What is expected: When you find the word "JSON" in a line of the entries, please copy the whole line.

Data to examine:
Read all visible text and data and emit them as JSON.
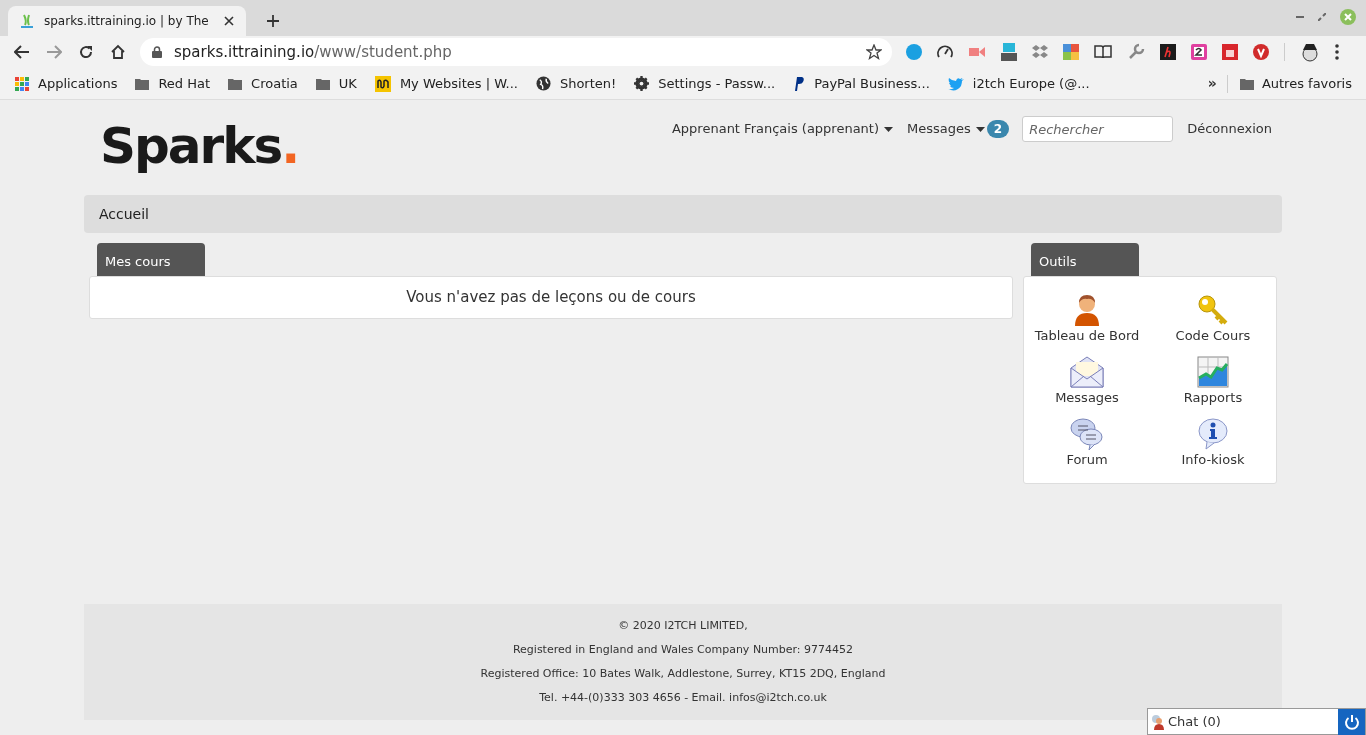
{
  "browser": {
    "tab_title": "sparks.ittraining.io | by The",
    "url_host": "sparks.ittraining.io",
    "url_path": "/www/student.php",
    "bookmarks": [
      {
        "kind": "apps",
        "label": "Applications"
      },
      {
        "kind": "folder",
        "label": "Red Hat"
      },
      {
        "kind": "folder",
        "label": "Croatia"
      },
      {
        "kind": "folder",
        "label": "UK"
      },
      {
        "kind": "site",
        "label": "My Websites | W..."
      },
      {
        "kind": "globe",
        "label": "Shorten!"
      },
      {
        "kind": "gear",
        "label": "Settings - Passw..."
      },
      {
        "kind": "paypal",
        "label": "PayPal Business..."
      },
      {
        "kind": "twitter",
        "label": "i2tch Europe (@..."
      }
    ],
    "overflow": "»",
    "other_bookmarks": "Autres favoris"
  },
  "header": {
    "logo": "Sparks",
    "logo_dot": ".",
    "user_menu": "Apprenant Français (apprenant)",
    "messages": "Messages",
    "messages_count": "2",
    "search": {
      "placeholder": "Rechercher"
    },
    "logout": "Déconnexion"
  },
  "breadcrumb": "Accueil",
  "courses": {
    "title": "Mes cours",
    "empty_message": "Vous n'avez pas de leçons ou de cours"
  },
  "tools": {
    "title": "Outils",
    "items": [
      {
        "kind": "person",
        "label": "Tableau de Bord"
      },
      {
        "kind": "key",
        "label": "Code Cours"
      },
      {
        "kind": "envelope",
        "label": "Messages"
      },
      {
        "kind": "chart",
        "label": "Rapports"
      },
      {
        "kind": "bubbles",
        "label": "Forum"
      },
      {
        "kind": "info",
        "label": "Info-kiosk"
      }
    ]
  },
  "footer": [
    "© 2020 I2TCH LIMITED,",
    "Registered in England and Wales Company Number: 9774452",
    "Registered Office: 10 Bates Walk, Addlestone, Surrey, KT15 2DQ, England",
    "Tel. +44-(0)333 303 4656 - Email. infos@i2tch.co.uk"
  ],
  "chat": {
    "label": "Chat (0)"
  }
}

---

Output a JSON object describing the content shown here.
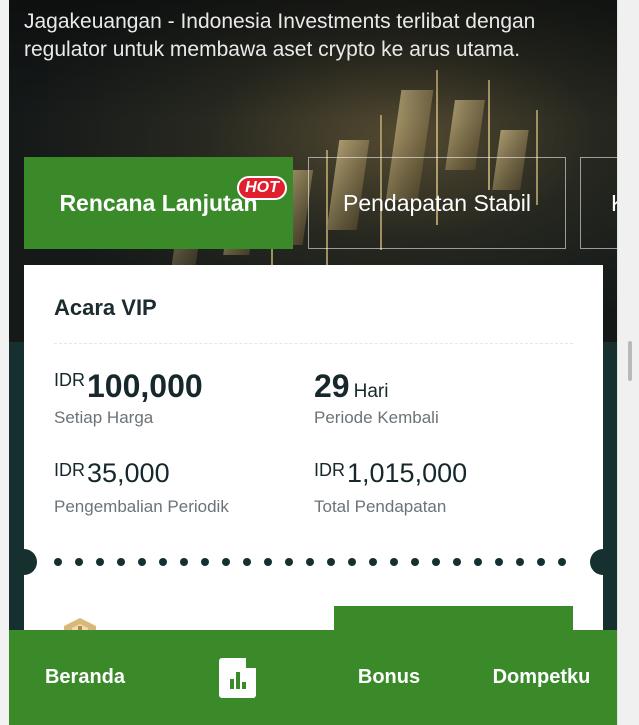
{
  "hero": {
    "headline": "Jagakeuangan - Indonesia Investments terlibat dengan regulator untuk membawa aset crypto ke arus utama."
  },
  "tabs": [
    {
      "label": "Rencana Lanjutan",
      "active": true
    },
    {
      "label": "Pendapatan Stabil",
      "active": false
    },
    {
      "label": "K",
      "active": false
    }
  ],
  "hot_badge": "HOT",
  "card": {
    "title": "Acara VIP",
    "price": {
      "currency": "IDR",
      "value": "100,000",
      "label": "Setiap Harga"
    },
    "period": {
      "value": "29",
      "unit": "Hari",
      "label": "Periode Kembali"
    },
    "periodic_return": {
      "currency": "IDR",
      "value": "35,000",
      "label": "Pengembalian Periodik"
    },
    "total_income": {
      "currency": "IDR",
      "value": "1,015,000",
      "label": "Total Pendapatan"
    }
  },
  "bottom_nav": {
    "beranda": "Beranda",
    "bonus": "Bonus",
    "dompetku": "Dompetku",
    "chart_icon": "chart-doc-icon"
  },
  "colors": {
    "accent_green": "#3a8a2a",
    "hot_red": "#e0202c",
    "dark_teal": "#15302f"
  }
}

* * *

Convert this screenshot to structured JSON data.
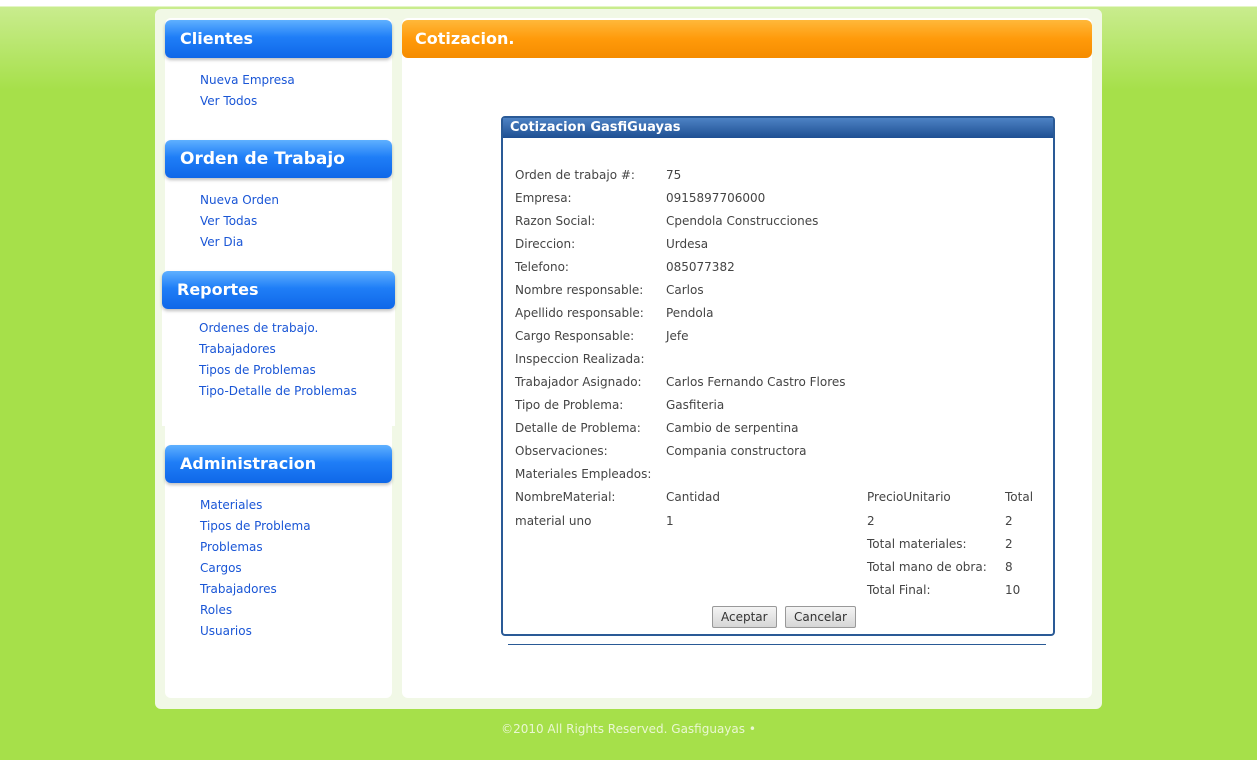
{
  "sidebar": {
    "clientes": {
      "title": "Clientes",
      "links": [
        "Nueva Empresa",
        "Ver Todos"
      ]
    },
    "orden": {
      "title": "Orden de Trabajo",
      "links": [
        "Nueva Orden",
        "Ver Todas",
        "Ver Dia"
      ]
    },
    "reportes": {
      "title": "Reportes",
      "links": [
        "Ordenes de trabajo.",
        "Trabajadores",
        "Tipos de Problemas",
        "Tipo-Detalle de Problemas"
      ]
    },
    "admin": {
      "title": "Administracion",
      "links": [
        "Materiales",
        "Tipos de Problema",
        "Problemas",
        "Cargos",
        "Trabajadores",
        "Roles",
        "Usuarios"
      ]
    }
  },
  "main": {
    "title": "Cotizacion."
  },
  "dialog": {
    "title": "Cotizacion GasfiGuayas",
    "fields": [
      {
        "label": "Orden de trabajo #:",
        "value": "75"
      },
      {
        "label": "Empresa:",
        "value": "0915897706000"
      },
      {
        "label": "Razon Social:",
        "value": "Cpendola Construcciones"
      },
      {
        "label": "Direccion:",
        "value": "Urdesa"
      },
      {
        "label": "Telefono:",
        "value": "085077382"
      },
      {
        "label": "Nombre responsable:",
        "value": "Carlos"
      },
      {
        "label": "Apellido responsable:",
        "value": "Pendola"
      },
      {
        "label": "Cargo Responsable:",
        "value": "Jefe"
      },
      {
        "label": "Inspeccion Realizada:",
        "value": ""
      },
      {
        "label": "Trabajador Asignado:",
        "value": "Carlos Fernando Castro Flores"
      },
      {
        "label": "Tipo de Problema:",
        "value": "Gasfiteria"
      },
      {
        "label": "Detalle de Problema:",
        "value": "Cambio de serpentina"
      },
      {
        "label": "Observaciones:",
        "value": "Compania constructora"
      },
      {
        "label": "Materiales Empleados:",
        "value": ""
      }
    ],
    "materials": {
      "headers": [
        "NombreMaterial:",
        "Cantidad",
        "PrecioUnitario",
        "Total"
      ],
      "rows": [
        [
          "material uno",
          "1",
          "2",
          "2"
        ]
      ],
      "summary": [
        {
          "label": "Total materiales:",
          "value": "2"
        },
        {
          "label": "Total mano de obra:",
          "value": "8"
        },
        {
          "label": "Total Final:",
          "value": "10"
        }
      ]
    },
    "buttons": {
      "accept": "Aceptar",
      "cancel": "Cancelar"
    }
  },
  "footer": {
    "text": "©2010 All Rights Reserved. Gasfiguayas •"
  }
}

Task solution:
Read all visible text and data and emit them as JSON.
Output a JSON object describing the content shown here.
Convert this screenshot to structured JSON data.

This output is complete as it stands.